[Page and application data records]
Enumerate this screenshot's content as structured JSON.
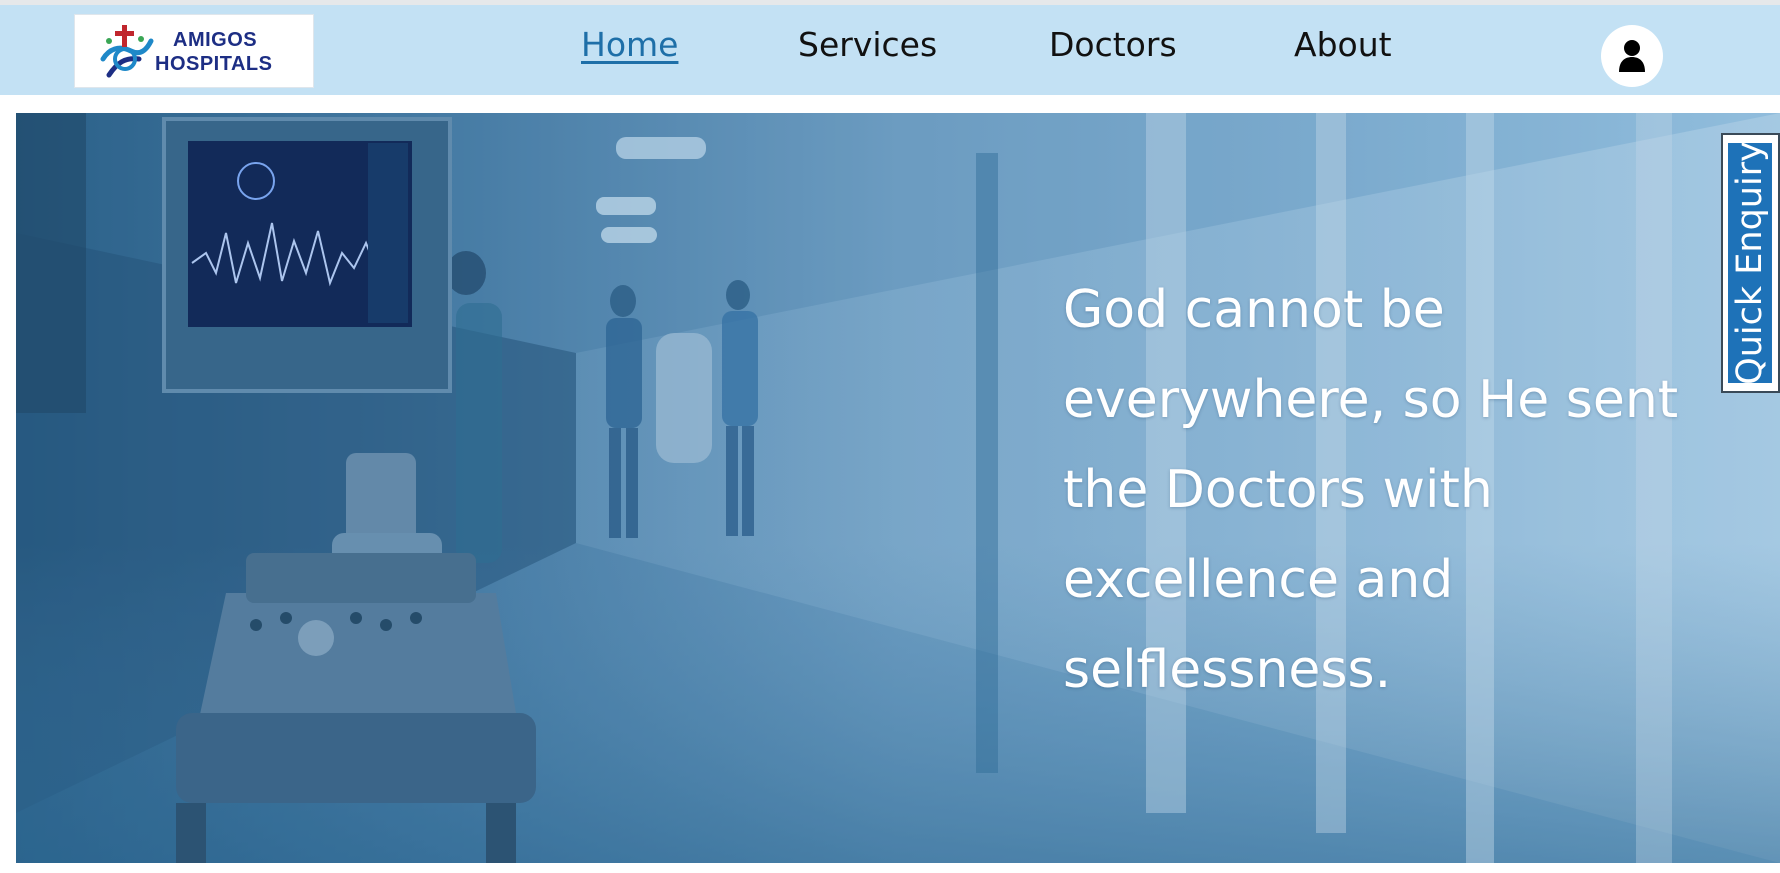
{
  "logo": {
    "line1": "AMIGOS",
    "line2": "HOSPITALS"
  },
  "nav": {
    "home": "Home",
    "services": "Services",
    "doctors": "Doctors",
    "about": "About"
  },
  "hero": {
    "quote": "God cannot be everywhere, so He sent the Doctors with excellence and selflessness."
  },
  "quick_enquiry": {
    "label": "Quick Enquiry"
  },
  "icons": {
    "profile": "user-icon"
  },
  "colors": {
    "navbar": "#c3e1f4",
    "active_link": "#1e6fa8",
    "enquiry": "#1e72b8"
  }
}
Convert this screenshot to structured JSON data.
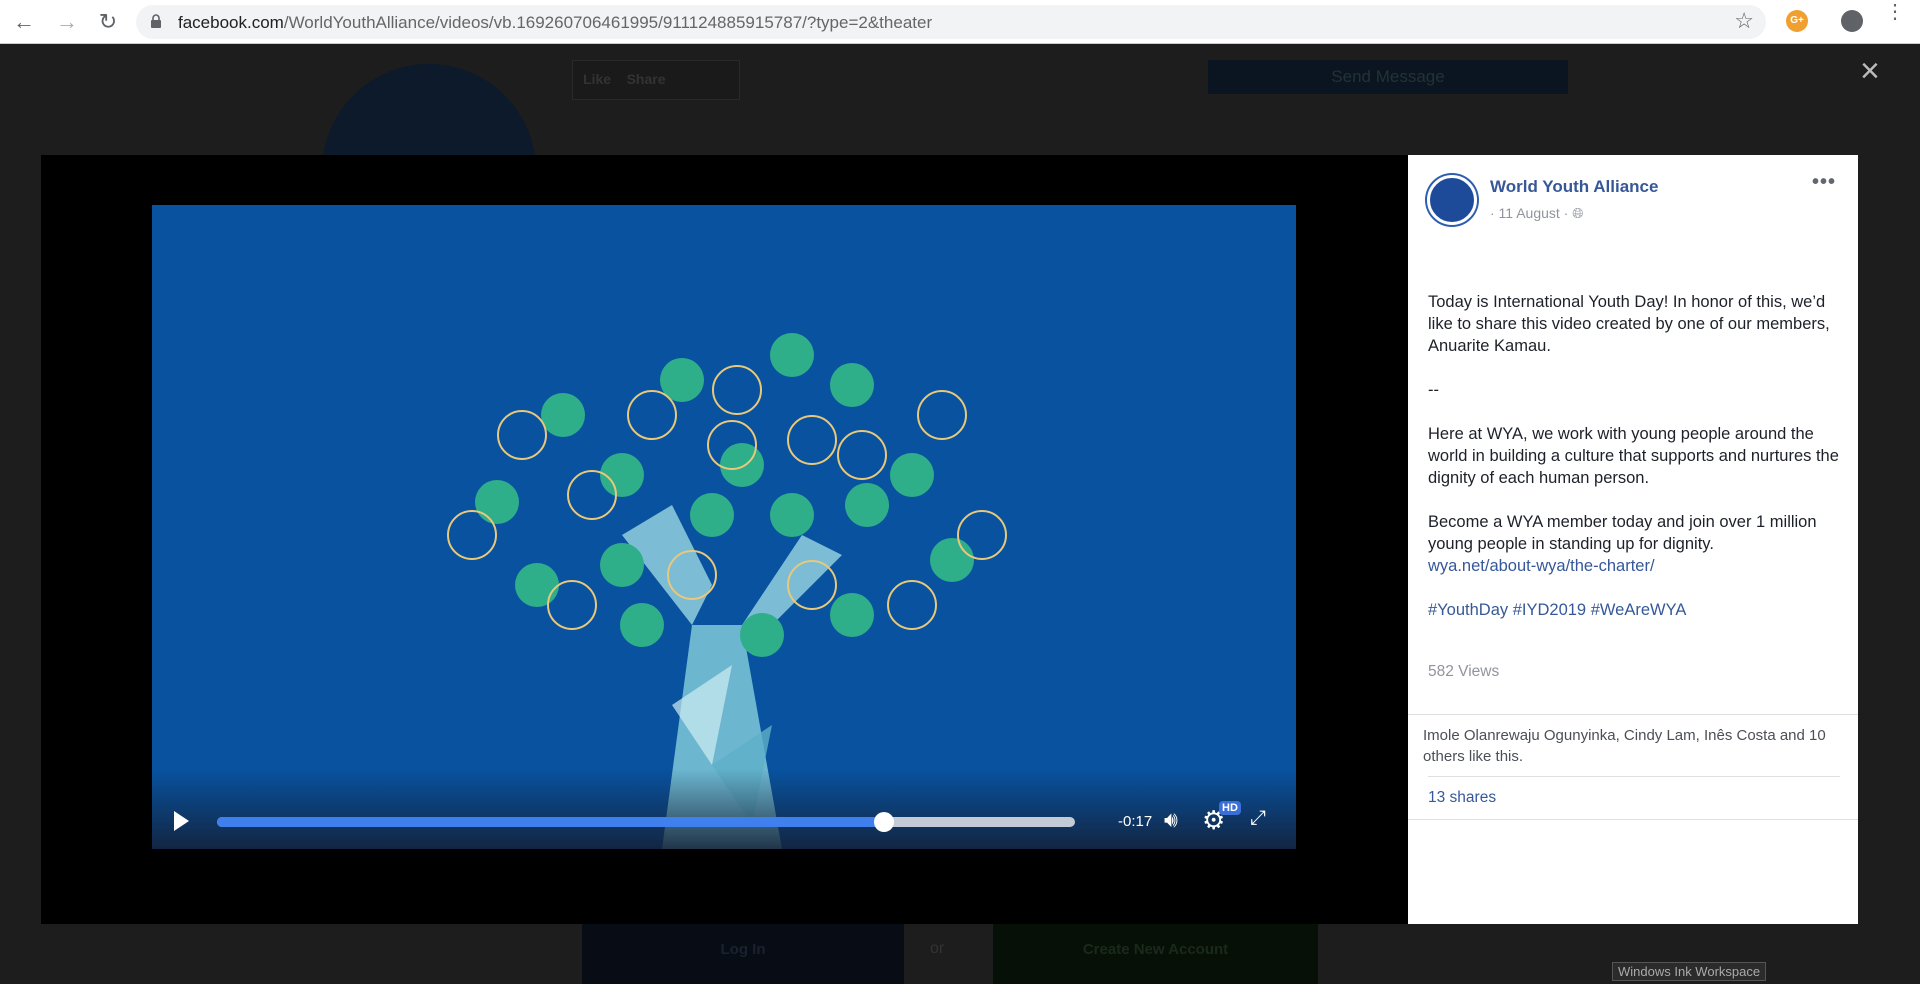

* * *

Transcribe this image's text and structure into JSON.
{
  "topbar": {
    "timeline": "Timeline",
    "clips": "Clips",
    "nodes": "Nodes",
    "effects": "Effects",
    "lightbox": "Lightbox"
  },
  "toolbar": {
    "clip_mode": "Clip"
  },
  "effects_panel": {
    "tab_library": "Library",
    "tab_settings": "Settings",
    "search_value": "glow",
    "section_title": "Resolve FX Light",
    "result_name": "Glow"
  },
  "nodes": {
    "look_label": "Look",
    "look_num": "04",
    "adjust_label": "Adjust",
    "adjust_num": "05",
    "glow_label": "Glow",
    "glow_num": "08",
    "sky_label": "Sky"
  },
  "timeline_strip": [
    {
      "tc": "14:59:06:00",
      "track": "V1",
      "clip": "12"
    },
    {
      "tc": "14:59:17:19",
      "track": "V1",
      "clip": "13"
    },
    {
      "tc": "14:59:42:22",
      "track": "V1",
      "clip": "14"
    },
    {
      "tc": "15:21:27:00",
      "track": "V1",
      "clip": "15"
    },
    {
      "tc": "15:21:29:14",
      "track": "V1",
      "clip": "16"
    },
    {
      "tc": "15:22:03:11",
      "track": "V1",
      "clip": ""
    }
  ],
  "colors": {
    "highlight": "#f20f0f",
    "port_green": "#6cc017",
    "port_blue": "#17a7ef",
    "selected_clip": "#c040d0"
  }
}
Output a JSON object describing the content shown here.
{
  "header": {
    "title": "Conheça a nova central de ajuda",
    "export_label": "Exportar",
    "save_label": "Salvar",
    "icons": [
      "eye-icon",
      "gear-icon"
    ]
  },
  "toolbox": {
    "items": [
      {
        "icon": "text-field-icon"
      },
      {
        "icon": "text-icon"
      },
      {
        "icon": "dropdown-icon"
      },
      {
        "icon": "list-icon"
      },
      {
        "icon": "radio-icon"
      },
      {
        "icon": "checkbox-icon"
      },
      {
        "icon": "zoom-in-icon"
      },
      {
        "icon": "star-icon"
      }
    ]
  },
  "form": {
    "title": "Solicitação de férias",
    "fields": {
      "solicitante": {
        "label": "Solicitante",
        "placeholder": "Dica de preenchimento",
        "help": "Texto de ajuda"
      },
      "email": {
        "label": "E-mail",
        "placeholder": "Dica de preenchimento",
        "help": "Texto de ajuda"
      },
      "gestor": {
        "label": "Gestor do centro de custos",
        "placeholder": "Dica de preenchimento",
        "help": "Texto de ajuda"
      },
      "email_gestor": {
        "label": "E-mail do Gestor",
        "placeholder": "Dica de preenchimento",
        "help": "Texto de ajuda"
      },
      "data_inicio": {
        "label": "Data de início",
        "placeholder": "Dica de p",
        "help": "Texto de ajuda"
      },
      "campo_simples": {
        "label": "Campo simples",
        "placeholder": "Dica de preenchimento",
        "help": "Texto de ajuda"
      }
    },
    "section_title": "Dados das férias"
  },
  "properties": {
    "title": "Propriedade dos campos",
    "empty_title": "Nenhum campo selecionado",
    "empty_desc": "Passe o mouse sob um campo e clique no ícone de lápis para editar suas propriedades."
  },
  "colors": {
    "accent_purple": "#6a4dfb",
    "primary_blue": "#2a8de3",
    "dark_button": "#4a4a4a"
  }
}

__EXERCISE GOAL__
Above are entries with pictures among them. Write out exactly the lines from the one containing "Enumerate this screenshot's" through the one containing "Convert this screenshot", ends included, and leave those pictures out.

__ANSWER SECTION__
Enumerate this screenshot's content as structured JSON.
{
  "logo": {
    "line1": "AMIGOS",
    "line2": "HOSPITALS"
  },
  "nav": {
    "home": "Home",
    "services": "Services",
    "doctors": "Doctors",
    "about": "About"
  },
  "hero": {
    "quote": "God cannot be everywhere, so He sent the Doctors with excellence and selflessness."
  },
  "quick_enquiry": {
    "label": "Quick Enquiry"
  },
  "icons": {
    "profile": "user-icon"
  },
  "colors": {
    "navbar": "#c3e1f4",
    "active_link": "#1e6fa8",
    "enquiry": "#1e72b8"
  }
}
Convert this screenshot to structured JSON data.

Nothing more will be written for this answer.